Published in September 2021
Living through in-between pandemic times has made it difficult to think about the future of higher ed. Mostly, we are all trying to make it through our days. Planning for the university of 2030 feels like a luxury that we simply can’t afford at the moment.
Why should we be thinking about the higher ed of the future? One lesson that COVID-19 should teach us is that tomorrow’s institutional resilience is a function of today’s institutional investments.
What should we be doing now to build the antifragile university of the future?
One place to start thinking about the future of higher ed is to read (and talk about) books about the future. The Exponential Age is an excellent place to start.
The core argument of The Exponential Age is that 21st-century technologies are changing exponentially, while the institutions that structure our society evolve incrementally.
The difference between the speed at which technology progresses and our ability to change how we think and act leads to what the book’s author, entrepreneur Azeem Azhar, calls an “exponential gap.”
The Exponential Age is full of stories of how this gap plays out in areas of AI and computing, biology, renewable energy, and manufacturing.
Little attention is given to the potential impacts of exponential technological change on higher education. This is not a critique of The Exponential Age, but instead an appreciation that Azhar provides us a framework to think about some possible higher education futures.
What will it mean for higher education that by 2030, computer power will be 100 times as fast?
Today, I would judge online education to be at roughly the same state of development as electric vehicles.
An EV has some areas of superiority to a vehicle powered by an internal combustion engine—ICE—and many other areas of comparative deficiency.
EVs are quieter and require less maintenance than an ICE vehicle, and they can be charged at home.
EVs, however, are today more expensive than comparable ICE vehicles, owing to the high costs of batteries. Electric cars also cannot travel as far on a full charge as a gas-powered car can travel on a full tank of gas. Charging an EV battery takes considerably longer than filling a gas tank. And the number of charging stations nationwide pales compared to the over 65,000 places in the U.S. where you can fill up your gas tank.
Like EVs, online education does have some advantages over face-to-face learning. For adult working professionals, online education’s geographic and temporal flexibility makes this medium of learning and credentialing superior to residential alternatives.
For many learners, however, online education lacks many of the elements that make residential learning so impactful and effective. Online learning can make it challenging to structure one’s time effectively for students who are not well prepared to succeed in college.

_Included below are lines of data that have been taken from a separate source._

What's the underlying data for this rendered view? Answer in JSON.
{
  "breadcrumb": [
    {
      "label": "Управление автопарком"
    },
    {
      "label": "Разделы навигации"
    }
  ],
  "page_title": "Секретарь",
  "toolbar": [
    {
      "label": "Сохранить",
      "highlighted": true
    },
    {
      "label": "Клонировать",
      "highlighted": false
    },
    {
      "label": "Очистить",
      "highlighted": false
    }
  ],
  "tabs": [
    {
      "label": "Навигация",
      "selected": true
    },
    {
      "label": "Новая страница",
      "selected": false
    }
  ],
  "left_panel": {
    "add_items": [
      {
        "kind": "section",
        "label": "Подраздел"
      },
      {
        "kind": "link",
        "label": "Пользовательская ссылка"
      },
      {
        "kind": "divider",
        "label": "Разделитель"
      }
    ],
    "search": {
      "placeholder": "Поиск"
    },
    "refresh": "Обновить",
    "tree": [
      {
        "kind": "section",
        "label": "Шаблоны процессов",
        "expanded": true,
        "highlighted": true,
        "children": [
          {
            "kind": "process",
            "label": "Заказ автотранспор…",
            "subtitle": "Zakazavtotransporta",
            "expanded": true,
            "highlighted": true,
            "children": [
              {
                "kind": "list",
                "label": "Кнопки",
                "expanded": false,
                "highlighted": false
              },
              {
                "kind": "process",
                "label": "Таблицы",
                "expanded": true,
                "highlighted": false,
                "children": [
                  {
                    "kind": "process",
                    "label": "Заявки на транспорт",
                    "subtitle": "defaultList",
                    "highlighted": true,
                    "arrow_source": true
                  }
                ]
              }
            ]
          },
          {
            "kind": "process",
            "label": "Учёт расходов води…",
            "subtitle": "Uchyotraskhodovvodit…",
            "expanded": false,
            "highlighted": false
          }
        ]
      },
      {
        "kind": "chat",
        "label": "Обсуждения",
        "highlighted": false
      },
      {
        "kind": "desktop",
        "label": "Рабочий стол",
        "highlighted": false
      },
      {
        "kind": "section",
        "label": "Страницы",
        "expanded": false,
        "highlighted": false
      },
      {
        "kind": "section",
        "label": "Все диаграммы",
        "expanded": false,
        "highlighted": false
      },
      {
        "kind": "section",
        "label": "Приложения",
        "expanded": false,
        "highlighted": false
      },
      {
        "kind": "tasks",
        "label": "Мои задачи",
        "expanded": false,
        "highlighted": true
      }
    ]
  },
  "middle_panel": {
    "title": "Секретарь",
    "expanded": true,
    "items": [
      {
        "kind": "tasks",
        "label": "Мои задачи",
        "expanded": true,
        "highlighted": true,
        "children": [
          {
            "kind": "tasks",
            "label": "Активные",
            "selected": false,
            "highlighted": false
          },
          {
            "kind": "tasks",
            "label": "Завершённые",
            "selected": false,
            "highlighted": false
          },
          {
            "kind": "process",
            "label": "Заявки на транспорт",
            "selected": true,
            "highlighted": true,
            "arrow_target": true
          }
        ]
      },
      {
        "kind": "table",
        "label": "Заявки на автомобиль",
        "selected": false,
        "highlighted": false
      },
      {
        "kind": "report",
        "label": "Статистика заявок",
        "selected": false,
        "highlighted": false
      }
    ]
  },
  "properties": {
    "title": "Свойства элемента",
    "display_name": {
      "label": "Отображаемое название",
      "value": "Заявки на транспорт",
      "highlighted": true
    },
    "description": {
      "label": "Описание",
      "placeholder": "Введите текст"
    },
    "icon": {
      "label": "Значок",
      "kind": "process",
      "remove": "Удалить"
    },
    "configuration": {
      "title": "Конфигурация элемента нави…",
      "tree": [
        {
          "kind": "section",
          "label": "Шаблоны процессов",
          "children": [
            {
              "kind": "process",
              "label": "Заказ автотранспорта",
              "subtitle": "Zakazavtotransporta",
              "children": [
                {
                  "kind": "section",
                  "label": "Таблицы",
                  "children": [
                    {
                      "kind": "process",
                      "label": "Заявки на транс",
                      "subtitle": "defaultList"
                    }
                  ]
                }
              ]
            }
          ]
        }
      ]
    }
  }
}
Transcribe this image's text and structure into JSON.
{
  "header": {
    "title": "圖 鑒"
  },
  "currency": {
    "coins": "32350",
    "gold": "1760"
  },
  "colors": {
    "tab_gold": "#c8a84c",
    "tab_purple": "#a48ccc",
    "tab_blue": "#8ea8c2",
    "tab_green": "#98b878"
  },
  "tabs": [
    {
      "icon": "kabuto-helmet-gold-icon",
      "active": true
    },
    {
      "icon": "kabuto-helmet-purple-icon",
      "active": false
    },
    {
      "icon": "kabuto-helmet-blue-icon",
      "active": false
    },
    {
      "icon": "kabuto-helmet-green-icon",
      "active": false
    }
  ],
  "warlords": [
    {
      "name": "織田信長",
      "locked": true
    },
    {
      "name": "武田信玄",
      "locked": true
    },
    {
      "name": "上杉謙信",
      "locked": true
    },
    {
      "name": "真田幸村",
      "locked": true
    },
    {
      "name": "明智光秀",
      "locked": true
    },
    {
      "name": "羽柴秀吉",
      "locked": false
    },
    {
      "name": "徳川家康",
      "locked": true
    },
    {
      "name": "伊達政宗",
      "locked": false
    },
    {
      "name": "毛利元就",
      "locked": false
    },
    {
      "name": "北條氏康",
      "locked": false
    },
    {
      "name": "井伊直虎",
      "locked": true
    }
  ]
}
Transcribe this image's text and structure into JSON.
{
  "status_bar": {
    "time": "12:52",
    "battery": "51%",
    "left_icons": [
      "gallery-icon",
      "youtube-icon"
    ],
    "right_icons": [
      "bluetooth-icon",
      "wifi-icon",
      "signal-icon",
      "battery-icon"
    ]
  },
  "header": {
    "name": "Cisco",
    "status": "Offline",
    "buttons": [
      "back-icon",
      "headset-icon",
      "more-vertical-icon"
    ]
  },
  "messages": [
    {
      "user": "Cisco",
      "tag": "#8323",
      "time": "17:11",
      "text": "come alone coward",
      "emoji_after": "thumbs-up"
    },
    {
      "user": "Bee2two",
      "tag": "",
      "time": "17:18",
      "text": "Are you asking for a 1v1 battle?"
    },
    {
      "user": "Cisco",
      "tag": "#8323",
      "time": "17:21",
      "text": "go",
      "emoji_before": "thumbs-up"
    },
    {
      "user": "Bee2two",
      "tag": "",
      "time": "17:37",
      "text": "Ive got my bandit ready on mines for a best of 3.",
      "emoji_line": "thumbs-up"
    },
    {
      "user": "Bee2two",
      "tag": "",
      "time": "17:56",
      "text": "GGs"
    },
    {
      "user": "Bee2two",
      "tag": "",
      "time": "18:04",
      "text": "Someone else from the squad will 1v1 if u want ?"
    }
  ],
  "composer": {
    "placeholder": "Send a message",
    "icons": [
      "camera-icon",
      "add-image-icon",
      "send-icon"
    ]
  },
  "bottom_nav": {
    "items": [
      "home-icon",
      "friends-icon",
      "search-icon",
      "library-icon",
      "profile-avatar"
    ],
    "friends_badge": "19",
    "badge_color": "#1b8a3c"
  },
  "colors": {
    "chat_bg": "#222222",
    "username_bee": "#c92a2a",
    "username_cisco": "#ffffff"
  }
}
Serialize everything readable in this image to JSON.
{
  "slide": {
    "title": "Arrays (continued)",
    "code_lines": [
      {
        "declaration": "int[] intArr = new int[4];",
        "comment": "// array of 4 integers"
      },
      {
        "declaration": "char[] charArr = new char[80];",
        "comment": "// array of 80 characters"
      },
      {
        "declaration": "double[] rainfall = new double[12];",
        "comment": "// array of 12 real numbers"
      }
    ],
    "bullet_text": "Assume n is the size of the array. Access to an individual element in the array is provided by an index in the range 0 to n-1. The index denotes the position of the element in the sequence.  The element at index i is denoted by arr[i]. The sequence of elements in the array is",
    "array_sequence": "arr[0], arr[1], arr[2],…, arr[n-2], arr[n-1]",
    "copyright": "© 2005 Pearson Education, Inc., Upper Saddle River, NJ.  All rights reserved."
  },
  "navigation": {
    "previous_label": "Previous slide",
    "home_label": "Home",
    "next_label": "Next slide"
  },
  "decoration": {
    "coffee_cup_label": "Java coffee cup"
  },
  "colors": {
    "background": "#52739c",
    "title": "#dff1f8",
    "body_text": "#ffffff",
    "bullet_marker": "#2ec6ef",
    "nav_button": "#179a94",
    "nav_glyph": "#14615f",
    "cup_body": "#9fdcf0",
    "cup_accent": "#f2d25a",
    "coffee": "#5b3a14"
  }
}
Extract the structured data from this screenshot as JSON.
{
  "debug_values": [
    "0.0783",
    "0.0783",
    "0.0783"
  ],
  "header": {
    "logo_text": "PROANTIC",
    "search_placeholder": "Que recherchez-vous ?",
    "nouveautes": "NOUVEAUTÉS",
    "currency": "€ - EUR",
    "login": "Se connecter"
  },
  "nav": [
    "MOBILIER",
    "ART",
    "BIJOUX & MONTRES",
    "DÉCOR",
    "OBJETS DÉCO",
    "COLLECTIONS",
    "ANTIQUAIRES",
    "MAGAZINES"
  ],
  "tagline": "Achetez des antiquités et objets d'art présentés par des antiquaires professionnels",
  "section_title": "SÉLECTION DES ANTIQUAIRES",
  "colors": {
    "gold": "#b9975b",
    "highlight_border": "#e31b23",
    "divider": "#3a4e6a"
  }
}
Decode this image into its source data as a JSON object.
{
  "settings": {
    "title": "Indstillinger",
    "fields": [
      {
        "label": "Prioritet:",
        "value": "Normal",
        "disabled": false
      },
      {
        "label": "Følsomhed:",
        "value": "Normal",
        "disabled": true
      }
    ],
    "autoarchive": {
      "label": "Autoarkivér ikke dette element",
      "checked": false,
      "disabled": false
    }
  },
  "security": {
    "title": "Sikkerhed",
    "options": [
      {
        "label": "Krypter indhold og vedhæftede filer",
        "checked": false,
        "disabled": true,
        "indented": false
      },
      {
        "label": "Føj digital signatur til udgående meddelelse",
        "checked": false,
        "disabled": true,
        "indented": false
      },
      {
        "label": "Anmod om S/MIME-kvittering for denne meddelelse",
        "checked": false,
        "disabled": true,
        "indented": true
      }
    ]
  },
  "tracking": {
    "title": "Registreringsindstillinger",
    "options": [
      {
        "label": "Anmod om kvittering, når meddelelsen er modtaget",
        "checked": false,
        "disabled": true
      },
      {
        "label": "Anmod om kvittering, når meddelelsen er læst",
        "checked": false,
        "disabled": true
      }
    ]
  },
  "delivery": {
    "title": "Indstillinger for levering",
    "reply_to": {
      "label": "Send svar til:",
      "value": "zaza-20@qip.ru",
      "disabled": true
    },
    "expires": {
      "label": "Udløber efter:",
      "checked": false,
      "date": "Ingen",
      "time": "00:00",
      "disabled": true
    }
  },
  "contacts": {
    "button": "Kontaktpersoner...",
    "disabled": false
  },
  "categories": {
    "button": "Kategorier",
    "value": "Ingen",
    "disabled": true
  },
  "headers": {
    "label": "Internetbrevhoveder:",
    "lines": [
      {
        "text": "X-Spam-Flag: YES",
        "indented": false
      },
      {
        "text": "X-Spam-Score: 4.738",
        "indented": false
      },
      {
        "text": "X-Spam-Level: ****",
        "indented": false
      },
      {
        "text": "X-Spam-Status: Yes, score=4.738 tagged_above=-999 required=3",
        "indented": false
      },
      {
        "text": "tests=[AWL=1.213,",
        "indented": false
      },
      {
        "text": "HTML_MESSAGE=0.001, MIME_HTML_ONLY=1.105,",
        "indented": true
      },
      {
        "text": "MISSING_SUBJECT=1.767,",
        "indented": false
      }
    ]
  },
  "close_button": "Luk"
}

The social element of learning, including the connection between educators and students, can be more challenging for some learners to achieve in a fully online environment. And today, creating high-quality, immersive learning experiences that emphasize educator/learner relationships and active/experiential learning is not any less expensive for colleges and universities to deliver than comparable residential courses.
By 2030, the advantages that ICE vehicles have over battery-powered vehicles will likely have disappeared. Batteries may not get exponentially cheaper and faster, but they will drop in price and increase in capacity. By 2030, EV batteries will likely be a third as expensive and enable vehicles to travel twice as far between charges as today.
Will these changes mean that electric cars and trucks will replace gas-powered vehicles at a faster rate than we might comprehend today? I’d say that is likely.
How might online learning change by 2030?
One possible future is that advances in AI, coupled with a continued rapid scaling of online platforms, could fundamentally alter the economics of online education.
What happens when the integration of artificial intelligence into scaled online educational platforms enables the learning experience to feel entirely social, interactive and immersive?
One of the points that Azhar makes is that exponential technologies make it harder to predict the future. We can never fully forecast how rapidly changing technologies, business models and external events might accelerate changes in areas such as work, consumer behavior and even politics. We are not good at thinking exponentially.
The point, however, is that we utilize a framework of exponential change to help us decide which areas we should invest in research, development and experimentation.
Colleges and universities, even those fully dedicated to the delivery of a bundled residential learning experience, should carve out some time and space to invest in experimenting with tomorrow’s teaching and learning modalities.
Scaled online learning may never be as intimate, relational, interactive and immersive as traditional online courses and programs. But it may get better much faster than we think, allowing the costs for teaching and credentialing to fall rapidly.
Investing in experimenting with new scaled online learning methods may also reveal new ways that residential education might be improved.
Reading and talking about The Exponential Age might be a tool to help us at colleges and universities to think beyond our day-to-day challenges and to imagine what higher education might look like in 2030.
What are you reading?